Nostalgia Marketing in the Era of COVID

by | Jun 28, 2019 | Content Marketing

Most of us understand the bittersweet joy of nostalgia. Nostalgia marketing is when businesses and organizations capture that feeling of blissful remembrance with an eye toward the future. For it to work in your marketing strategy, you must find the balance between what pulls the heartstrings in a way that sells and what parts of the past we should leave behind – like orange shag carpet.

However, nostalgia marketing in January 2020 is a lot different than in August 2020. The pandemic has changed our pining for the past. Before, the ache of home was different for each of us. Now, we are all longing for the same things we took for granted just months ago – birthday parties, concerts, a trip to see grandparents.

Businesses trying to leverage nostalgia marketing in today’s world have quite a tightrope to walk. They must remind clients of the joy of the past, without treating that past like it will never happen again. They can’t use the past as something to long for, if this is, indeed, our new normal. And they must find a way to talk about the present as positive; no one wants to pay an organization that makes them feel blue or reminds them of hardship. For some people, nostalgia becomes a way to cope with an excess of change.

Examples of Nostalgia Marketing for the Pandemic

It’s early days, but a few businesses are standing out in their post COVID marketing. Consider the following powerful marketing messages that use the past without making us fear the future.

Nike’s You Can’t Stop Us Campaign

Stitching together archival footage with a powerful message of hope and inclusion, Nike’s video sets the standard for nostalgia marketing that celebrates who we once were without diminishing who we will be. Brilliantly done without selling a thing, this ad boosts its brand by spreading a new kind of message.

Apple’s Creativity Goes On Video

Apple’s marketing has always been on point, but this video encourages creativity in solitude. It takes things the world is doing anyway – chatting with friends, dancing, or doing a photoshoot for a baby – and adds messages of encouragement. It’s familiar because it’s ordinary; it’s extraordinary because it shows us how to do these things while embracing social distancing.

Domino’s Delivery Business Revamp

This brief ad is nostalgic marketing at its best. Domino’s recreates Tom Cruise’s unforgettable underwear dance from Risky Business to promote its new delivery alerts that can streamline the pizza delivery process. It’s new – a new guy dancing, equipped with a smartphone – but both the music and the dance will be very familiar to anyone raised in the 1980s. The beauty of this ad is that it reaches back not just to a time before the pandemic but to a time of teen fun and rebellion.

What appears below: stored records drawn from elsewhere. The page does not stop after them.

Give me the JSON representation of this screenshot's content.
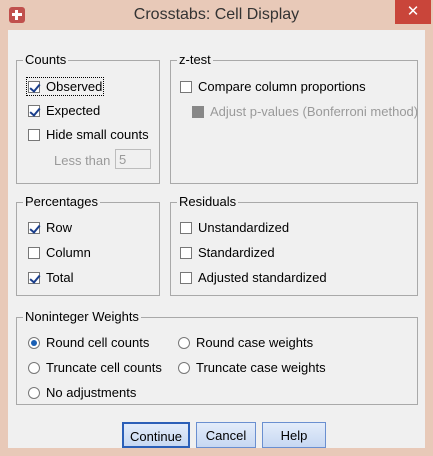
{
  "window": {
    "title": "Crosstabs: Cell Display",
    "close_glyph": "✕",
    "icon": "spss-app-icon"
  },
  "counts": {
    "title": "Counts",
    "observed": {
      "label": "Observed",
      "checked": true
    },
    "expected": {
      "label": "Expected",
      "checked": true
    },
    "hide_small": {
      "label": "Hide small counts",
      "checked": false
    },
    "less_than_label": "Less than",
    "less_than_value": "5"
  },
  "ztest": {
    "title": "z-test",
    "compare": {
      "label": "Compare column proportions",
      "checked": false
    },
    "adjust": {
      "label": "Adjust p-values (Bonferroni method)",
      "checked": false,
      "enabled": false
    }
  },
  "percentages": {
    "title": "Percentages",
    "row": {
      "label": "Row",
      "checked": true
    },
    "column": {
      "label": "Column",
      "checked": false
    },
    "total": {
      "label": "Total",
      "checked": true
    }
  },
  "residuals": {
    "title": "Residuals",
    "unstandardized": {
      "label": "Unstandardized",
      "checked": false
    },
    "standardized": {
      "label": "Standardized",
      "checked": false
    },
    "adjusted": {
      "label": "Adjusted standardized",
      "checked": false
    }
  },
  "weights": {
    "title": "Noninteger Weights",
    "round_cell": {
      "label": "Round cell counts",
      "selected": true
    },
    "round_case": {
      "label": "Round case weights",
      "selected": false
    },
    "truncate_cell": {
      "label": "Truncate cell counts",
      "selected": false
    },
    "truncate_case": {
      "label": "Truncate case weights",
      "selected": false
    },
    "no_adjust": {
      "label": "No adjustments",
      "selected": false
    }
  },
  "buttons": {
    "continue": "Continue",
    "cancel": "Cancel",
    "help": "Help"
  },
  "colors": {
    "titlebar": "#e8c9b8",
    "close": "#c9453a",
    "client": "#f0f0f0",
    "check": "#1a3e8c"
  }
}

3 Steps for Compelling Nostalgia Marketing

If your business is setting out on a nostalgia marketing plan, understanding the delicate messaging of pining for the past while embracing something new is crucial. Here are a few tips to ensure you do it right.

  • Know Your Target Audience. If we know anything from COVID life, it’s that what feels like nostalgia for GenXers will be a lot different than what it feels like for young millennials and Gen Z. Businesses should invest in understanding their target audience for their entire marketing campaign. Use that knowledge in your nostalgia marketing plan. If your campaign is triggering nostalgia in baby boomers who don’t buy your product or service, then your hard work may be wasted.


  • Craft Content for the Future. It sounds contradictory, but you can’t romanticize the past unless you have some idea of what to expect for the future. Rotary phones aren’t selling on eBay because of their use – fewer items have been created that have such poor user experience. It’s only in the digital era, where smartphones are the norm, that a rotary phone would have value. And you can only measure that worth in memory. Our favorite memories from today will focus on social gatherings and travels – things that seem impossible now. Imagine a way your business or organization can either solve this ache or be a balm until we all can meet again.



  • Give Room for Your Art to Change. Change can be a challenge, but we all have to embrace it sometimes. Be true to your brand while embracing change; it shows your customers that you can evolve with the times. Without changing your website’s graphics or logo too much, consider how to transform it. Perhaps use a font that is recognizable from the past or an old-school color combination. The trick is to ensure your voice is consistent and your brand is recognizable, but all with subtle changes that could highlight bygone eras.

Contact Better Content Matters for Help

At BCM, we understand nostalgia marketing. We also know that it can help your business write content that builds on such a campaign. We can:

  • Write content that embraces the past and is encouraging about the future.
  • Craft social media posts that reflect bygone eras while offering hope for tomorrow.
  • Create headlines that work for today with a wink to yesterday.

How you plan your nostalgia marketing depends on your industry. However you do it, trust us to write quality content that builds your marketing strategy and transitions between the not-so-distant past and the new normal that feels not normal at all.


Alisa Hummell

Alisa Hummell

Alisa Hummell began her career teaching at Northern Michigan University but found she missed putting pen to paper. She began Better Content Matters with Christie Moll and Kimberlee Henry. Together, they were dedicated to covering a gap in marketing to include boutique writing services that helped clients with their SEO while crafting language that spoke to people – and not just bots. In the wake of AI, that need has grown ever more important.